__WHAT IS REQUIRED__:
Find every line in the records below that holds the word "icon", and copy each one.

__MATERIAL PROVIDED__:
=== Section Start ===

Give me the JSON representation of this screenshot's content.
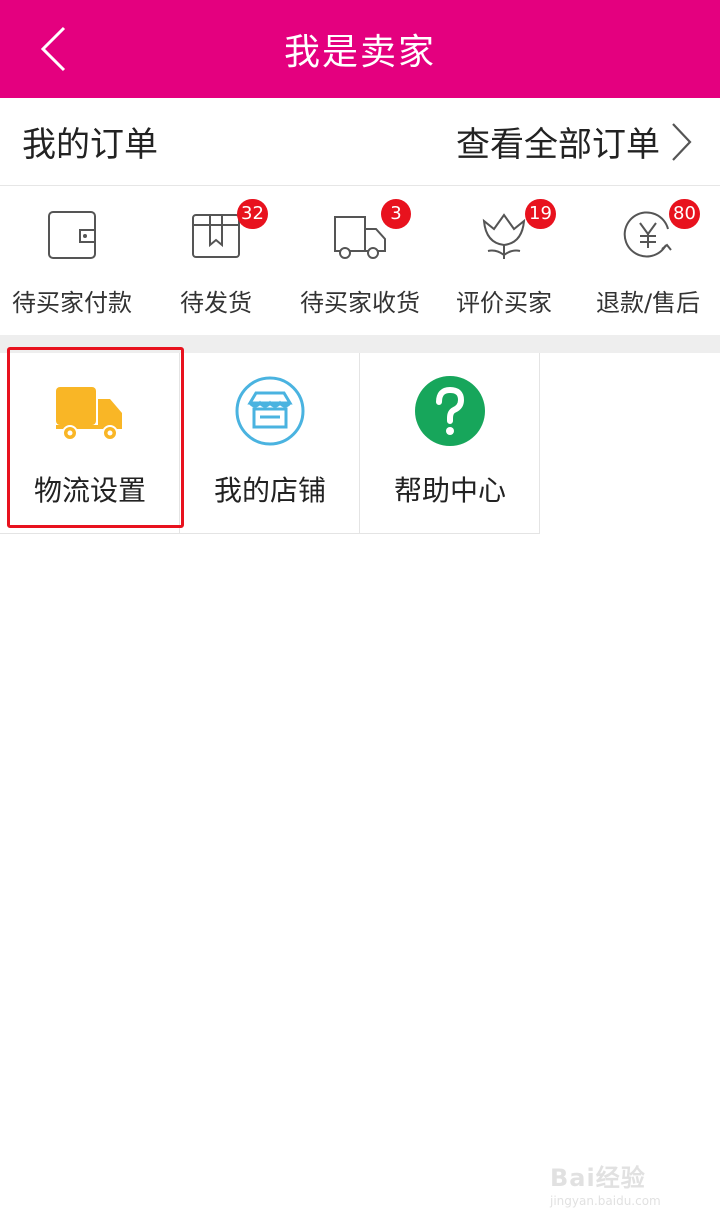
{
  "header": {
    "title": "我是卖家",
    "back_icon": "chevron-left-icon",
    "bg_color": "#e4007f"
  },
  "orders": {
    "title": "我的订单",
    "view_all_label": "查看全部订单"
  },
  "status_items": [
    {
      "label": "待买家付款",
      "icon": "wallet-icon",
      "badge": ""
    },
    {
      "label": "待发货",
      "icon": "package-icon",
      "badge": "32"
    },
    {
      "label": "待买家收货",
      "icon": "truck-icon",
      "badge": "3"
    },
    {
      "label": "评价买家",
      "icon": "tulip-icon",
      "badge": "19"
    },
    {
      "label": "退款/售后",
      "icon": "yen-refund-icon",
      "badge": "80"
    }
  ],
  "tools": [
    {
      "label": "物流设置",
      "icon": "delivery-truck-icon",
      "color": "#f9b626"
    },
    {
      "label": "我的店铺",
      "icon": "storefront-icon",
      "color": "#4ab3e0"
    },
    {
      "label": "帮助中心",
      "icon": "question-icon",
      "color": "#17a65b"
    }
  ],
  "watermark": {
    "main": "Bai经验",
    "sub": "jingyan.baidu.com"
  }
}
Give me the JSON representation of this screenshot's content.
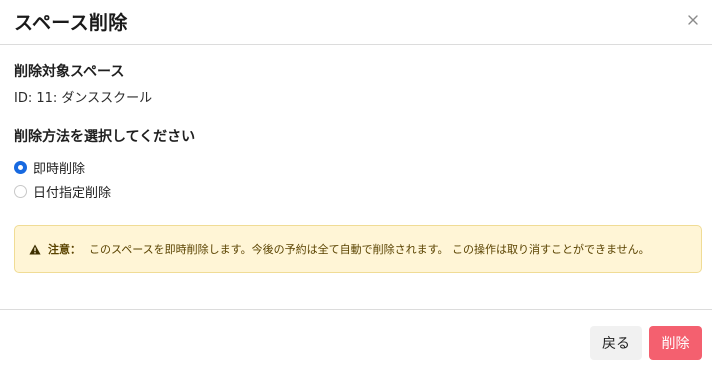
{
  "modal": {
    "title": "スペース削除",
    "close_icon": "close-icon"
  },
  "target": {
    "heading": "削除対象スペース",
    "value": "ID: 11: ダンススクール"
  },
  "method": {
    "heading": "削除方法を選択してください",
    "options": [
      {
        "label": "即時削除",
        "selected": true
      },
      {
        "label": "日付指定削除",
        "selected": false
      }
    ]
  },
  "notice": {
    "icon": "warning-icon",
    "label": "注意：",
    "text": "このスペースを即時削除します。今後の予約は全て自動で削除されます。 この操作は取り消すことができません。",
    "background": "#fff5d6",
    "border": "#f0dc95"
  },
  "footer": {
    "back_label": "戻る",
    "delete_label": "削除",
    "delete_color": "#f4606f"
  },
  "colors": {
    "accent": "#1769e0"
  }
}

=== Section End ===

__WRITTEN ANSWER__:
    "back_icon": "chevron-left-icon",
      "icon": "wallet-icon",
      "icon": "package-icon",
      "icon": "truck-icon",
      "icon": "tulip-icon",
      "icon": "yen-refund-icon",
      "icon": "delivery-truck-icon",
      "icon": "storefront-icon",
      "icon": "question-icon",
    "close_icon": "close-icon"
    "icon": "warning-icon",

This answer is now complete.